Segment Start: MATERIAL FOR THE TASK

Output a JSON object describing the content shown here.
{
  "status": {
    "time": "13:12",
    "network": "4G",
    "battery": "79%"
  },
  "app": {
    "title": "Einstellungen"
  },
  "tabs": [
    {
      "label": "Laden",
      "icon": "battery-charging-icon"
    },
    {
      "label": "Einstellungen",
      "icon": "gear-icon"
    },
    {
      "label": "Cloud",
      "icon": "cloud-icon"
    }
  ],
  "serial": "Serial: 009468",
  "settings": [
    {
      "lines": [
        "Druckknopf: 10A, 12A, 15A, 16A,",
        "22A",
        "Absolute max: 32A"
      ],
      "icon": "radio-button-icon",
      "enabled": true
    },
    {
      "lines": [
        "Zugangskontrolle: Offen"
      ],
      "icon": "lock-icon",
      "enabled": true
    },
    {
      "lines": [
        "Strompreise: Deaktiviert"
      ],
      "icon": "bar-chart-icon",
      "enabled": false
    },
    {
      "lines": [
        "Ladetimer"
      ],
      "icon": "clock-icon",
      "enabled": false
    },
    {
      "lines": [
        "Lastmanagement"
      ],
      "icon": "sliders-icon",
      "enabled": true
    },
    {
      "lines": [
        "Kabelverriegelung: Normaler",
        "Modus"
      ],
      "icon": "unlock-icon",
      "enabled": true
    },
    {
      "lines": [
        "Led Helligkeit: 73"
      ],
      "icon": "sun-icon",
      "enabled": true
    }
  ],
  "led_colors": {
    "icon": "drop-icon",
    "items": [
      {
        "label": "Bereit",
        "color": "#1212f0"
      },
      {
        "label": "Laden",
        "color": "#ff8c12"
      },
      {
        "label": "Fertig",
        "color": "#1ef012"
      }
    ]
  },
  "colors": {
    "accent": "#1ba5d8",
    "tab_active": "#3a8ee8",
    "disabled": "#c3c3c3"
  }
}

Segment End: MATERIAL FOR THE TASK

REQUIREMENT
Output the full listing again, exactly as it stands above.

ANSWER AREA
Output a JSON object describing the content shown here.
{
  "status": {
    "time": "13:12",
    "network": "4G",
    "battery": "79%"
  },
  "app": {
    "title": "Einstellungen"
  },
  "tabs": [
    {
      "label": "Laden",
      "icon": "battery-charging-icon"
    },
    {
      "label": "Einstellungen",
      "icon": "gear-icon"
    },
    {
      "label": "Cloud",
      "icon": "cloud-icon"
    }
  ],
  "serial": "Serial: 009468",
  "settings": [
    {
      "lines": [
        "Druckknopf: 10A, 12A, 15A, 16A,",
        "22A",
        "Absolute max: 32A"
      ],
      "icon": "radio-button-icon",
      "enabled": true
    },
    {
      "lines": [
        "Zugangskontrolle: Offen"
      ],
      "icon": "lock-icon",
      "enabled": true
    },
    {
      "lines": [
        "Strompreise: Deaktiviert"
      ],
      "icon": "bar-chart-icon",
      "enabled": false
    },
    {
      "lines": [
        "Ladetimer"
      ],
      "icon": "clock-icon",
      "enabled": false
    },
    {
      "lines": [
        "Lastmanagement"
      ],
      "icon": "sliders-icon",
      "enabled": true
    },
    {
      "lines": [
        "Kabelverriegelung: Normaler",
        "Modus"
      ],
      "icon": "unlock-icon",
      "enabled": true
    },
    {
      "lines": [
        "Led Helligkeit: 73"
      ],
      "icon": "sun-icon",
      "enabled": true
    }
  ],
  "led_colors": {
    "icon": "drop-icon",
    "items": [
      {
        "label": "Bereit",
        "color": "#1212f0"
      },
      {
        "label": "Laden",
        "color": "#ff8c12"
      },
      {
        "label": "Fertig",
        "color": "#1ef012"
      }
    ]
  },
  "colors": {
    "accent": "#1ba5d8",
    "tab_active": "#3a8ee8",
    "disabled": "#c3c3c3"
  }
}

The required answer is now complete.